In today’s healthcare market, many surgical procedures have moved from the hospital setting to an outpatient setting. Stand-alone outpatient surgery centers allow for same-day surgeries to be more convenient and less expensive for patients and healthcare providers.
From the outside, an outpatient surgery center may look like a standard medical office building (MOB) but, below the surface, the mechanical, electrical, and plumbing systems are vastly different. Unlike most MOBs, surgical centers must meet the regulatory requirements of the State Department of Health, which includes the FGI Guidelines for Design and Construction of Health Care Facilities.
Heating, Ventilation, and Air Conditioning Systems (HVAC)
HVAC systems serving an outpatient surgery center must be designed in accordance with ASHRAE Standard 170. Increased air filtration, minimum air exchanges, and air pressure relationships to adjacent areas are some of the requirements defined in this standard.
If an outpatient surgical center is planned as a shell fit-out in a standard medical office building, it is likely that the MOB building HVAC systems were not designed to meet the requirements of ASHRAE Standard 170. Therefore, a dedicated HVAC system may be required to serve the outpatient surgery center.
Medical Gas and Vacuum Systems
In most medical office building (MOB) spaces, medical gas and vacuum systems are not needed or required by clinicians or the Department of Health. However, oxygen, medical air, and medical vacuum systems are required in outpatient surgical centers by the FGI Guidelines.
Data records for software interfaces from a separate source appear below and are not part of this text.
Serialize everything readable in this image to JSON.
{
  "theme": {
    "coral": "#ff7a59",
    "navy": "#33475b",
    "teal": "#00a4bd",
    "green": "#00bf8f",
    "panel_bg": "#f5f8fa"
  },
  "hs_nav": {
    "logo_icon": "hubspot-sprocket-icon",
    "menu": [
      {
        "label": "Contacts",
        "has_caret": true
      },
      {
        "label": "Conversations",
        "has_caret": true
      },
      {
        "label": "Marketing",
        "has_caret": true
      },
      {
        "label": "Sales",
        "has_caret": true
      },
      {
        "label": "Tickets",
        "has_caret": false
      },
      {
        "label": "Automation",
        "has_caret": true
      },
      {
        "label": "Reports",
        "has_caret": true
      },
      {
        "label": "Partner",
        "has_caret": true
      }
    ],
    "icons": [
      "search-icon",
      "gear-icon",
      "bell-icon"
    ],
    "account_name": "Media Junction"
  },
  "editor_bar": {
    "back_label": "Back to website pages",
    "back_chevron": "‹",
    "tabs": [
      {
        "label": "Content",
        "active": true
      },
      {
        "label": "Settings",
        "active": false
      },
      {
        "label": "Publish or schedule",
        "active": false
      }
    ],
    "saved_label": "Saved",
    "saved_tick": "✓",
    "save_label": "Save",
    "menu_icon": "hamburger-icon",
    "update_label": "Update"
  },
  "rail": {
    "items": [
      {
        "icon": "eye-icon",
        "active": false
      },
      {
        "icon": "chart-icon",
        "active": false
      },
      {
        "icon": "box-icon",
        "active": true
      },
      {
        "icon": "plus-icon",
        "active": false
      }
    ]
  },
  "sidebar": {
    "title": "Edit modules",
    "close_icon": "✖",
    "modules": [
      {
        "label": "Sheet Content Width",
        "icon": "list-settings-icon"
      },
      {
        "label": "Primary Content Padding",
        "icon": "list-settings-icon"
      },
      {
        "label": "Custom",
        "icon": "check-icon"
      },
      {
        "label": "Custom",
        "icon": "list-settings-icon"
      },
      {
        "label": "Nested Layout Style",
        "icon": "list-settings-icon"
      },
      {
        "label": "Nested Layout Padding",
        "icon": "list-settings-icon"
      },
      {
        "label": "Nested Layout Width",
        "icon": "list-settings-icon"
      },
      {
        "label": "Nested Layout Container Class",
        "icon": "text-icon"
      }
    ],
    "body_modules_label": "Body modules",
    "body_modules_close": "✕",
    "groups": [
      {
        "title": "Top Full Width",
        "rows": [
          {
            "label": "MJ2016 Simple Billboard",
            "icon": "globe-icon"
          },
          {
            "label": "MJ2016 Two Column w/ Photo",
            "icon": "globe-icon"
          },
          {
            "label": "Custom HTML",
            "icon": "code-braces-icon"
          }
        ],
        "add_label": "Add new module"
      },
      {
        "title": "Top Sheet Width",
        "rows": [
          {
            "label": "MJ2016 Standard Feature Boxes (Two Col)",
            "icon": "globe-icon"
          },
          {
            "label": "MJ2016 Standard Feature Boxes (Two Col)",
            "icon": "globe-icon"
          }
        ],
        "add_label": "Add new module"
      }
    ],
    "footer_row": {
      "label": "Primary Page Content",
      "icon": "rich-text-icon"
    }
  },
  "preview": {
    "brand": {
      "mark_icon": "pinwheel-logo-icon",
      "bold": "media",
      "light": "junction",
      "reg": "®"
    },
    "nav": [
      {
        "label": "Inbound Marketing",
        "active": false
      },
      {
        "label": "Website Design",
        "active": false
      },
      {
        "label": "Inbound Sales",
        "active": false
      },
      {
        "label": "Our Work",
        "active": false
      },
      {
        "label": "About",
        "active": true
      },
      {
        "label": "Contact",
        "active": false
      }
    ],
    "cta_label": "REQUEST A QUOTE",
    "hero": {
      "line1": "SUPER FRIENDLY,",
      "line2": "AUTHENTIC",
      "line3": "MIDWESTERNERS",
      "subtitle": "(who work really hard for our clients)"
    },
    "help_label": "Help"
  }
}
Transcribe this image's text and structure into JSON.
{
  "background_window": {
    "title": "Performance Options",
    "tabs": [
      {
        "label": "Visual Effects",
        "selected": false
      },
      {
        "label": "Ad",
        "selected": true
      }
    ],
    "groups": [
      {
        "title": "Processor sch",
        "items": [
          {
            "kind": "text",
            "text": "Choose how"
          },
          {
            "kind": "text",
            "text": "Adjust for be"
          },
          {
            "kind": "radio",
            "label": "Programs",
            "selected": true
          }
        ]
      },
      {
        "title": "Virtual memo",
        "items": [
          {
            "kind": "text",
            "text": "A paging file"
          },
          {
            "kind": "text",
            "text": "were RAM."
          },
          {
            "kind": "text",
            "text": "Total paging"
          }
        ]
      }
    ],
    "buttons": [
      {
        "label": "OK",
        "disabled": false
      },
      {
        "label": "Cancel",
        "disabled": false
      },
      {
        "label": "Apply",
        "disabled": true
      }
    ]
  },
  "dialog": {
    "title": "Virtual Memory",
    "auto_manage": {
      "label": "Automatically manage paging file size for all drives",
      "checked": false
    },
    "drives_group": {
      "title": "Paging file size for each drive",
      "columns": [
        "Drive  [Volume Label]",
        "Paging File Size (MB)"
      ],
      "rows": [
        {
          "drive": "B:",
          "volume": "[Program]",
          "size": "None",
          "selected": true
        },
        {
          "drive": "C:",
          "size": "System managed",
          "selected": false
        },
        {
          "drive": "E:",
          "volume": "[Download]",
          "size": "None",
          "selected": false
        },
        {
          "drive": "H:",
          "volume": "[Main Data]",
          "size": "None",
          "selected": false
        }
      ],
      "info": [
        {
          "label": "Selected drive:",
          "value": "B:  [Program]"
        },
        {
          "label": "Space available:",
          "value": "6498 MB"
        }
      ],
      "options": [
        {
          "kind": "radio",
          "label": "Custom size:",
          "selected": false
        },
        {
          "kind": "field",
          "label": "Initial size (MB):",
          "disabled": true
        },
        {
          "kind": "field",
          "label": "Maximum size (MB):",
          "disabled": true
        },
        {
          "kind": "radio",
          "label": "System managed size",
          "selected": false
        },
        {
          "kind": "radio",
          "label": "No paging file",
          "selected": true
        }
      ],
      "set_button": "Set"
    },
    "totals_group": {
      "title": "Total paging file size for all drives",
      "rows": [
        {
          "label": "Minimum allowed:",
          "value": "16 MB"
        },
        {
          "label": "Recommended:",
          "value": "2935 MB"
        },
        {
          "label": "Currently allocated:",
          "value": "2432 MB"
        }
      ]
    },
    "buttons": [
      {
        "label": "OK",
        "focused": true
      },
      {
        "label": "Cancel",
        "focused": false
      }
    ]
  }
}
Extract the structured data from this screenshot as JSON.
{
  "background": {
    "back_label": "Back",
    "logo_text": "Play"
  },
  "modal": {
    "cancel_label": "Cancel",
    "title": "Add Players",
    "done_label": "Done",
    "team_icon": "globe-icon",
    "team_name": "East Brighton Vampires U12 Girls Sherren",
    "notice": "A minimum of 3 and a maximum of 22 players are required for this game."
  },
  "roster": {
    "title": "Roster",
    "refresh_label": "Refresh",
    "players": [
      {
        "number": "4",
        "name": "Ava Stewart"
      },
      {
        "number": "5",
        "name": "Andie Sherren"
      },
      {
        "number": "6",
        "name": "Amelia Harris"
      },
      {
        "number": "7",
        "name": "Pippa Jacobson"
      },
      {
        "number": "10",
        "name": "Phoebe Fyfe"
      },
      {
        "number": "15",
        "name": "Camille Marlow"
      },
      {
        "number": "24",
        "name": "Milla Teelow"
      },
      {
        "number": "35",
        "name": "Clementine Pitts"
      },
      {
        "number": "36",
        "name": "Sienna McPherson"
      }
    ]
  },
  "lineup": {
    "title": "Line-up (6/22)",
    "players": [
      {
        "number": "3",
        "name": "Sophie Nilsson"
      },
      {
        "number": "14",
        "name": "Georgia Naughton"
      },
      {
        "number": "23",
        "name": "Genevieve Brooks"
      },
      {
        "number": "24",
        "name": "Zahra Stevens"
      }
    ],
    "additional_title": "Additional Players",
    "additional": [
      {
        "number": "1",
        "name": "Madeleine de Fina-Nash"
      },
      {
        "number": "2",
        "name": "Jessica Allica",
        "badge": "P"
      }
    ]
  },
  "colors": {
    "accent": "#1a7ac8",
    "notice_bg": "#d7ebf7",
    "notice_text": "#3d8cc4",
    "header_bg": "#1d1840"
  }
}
For certain surgical procedures, nitrogen, carbon dioxide, and nitrous oxide systems may also be required.
The medical gas systems in an outpatient surgery center will be similar in complexity to systems in a hospital and will include alarm panels, zone valve boxes, a duplex vacuum pump, and high pressure medical gas cylinder manifolds.
As a result of surgical lights, sterilization equipment, and increased HVAC requirements, the electrical loads in an outpatient surgical center are much greater than in a standard MOB tenant. If the surgical suite is to be a shell fit-out of an existing building, evaluation of the building’s normal electrical service will be required to ensure that adequate power is available to serve the demands of the surgical suite.
In addition to normal power, emergency power will also be required for an outpatient surgical center. The emergency generator, transfer switches and uninterruptible power supplies (UPS) must be designed and installed in accordance with NFPA 99, NFPA 101, and NFPA 110.
Ambulatory surgical centers are not your standard medical office building tenants.To meet the requirements of the FGI Guidelines, the MEP systems serving outpatient surgery centers are much more complex than those required for a standard MOB tenant. For more information or assistance with the design of your next ambulatory surgical center project please do not hesitate to contact Eric Sellers, PE at (717) 845-7654 or email@example.com.